▶ [What this task involves] Report every line of the data that includes "state".

(Data excerpts)
◇ ◇ ◇ ◇

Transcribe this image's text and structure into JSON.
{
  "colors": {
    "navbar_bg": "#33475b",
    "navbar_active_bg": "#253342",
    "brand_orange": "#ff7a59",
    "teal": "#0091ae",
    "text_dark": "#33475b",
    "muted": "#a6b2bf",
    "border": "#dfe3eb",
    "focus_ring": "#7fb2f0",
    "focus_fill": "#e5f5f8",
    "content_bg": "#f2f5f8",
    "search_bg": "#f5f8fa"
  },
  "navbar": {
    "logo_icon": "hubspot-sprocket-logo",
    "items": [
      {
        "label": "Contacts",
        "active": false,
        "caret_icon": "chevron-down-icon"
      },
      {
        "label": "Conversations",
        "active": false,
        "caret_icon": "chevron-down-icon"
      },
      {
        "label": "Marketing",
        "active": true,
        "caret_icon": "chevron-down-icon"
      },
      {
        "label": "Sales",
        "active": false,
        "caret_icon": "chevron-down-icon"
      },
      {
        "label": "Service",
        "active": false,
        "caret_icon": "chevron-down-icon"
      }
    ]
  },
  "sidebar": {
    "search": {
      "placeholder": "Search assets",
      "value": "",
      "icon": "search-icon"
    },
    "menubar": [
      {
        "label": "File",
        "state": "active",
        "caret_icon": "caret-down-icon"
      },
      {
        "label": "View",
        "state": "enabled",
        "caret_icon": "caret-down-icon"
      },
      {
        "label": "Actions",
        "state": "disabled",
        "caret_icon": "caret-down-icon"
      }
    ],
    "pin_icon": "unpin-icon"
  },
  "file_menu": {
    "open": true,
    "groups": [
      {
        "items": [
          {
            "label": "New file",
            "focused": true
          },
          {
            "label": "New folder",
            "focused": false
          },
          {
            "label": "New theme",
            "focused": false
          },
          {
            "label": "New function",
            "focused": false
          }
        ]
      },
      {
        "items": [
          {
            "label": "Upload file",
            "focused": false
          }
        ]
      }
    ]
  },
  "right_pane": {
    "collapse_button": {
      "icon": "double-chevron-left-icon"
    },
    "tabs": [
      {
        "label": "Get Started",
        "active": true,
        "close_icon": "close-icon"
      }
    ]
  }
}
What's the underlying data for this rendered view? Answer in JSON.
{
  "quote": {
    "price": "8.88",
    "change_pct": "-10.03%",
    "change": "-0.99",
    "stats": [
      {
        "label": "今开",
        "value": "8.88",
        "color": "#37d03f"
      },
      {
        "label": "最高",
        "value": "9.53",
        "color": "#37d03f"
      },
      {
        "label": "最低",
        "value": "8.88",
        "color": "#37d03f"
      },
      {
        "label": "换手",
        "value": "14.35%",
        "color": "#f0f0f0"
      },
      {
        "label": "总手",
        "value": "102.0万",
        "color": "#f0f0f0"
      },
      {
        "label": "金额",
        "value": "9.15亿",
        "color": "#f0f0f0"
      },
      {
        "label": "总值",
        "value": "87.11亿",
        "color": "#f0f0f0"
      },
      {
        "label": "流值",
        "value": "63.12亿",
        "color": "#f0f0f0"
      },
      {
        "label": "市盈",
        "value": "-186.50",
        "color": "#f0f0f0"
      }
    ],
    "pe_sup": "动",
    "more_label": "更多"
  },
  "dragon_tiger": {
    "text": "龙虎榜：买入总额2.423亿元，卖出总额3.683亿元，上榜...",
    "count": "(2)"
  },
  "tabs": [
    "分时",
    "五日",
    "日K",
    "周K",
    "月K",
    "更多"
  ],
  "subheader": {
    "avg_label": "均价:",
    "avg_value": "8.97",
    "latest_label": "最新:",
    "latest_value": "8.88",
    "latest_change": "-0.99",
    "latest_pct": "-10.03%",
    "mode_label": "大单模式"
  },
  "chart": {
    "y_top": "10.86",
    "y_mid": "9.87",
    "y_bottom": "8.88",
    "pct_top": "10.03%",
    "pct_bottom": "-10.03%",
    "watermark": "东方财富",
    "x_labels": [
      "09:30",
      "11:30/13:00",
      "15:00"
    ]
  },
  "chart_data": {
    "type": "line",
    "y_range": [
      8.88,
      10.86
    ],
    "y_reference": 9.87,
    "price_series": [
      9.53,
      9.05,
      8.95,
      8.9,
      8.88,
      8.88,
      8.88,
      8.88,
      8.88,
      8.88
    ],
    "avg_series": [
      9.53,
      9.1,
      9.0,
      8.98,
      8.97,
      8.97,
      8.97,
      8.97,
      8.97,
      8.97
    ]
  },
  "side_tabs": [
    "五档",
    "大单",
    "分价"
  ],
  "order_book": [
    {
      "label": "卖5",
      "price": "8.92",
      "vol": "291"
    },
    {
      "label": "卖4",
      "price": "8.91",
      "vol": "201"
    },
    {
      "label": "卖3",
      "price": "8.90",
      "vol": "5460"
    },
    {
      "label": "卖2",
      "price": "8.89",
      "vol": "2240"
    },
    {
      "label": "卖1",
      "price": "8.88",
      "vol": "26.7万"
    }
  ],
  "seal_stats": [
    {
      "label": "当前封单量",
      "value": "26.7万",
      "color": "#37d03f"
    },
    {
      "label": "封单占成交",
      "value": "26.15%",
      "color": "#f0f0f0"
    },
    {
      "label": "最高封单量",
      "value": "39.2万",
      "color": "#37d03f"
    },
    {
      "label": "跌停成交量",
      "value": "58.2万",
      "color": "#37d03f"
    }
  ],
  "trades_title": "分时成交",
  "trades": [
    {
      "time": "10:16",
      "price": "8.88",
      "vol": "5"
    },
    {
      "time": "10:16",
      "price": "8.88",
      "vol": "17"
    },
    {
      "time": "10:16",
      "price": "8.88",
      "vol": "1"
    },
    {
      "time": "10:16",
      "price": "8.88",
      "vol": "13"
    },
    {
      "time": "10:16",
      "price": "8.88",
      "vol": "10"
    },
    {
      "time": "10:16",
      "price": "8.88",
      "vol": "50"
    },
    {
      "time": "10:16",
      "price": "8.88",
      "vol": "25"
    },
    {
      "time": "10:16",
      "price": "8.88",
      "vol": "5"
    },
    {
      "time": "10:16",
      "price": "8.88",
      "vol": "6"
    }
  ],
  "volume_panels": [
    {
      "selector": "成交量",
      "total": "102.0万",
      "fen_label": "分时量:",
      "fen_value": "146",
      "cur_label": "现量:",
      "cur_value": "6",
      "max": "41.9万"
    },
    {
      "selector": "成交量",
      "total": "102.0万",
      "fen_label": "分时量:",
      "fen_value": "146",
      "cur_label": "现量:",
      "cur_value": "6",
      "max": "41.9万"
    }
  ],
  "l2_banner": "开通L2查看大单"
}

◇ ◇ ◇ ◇

▶ [Result of the task]
        "state": "active",
        "state": "enabled",
        "state": "disabled",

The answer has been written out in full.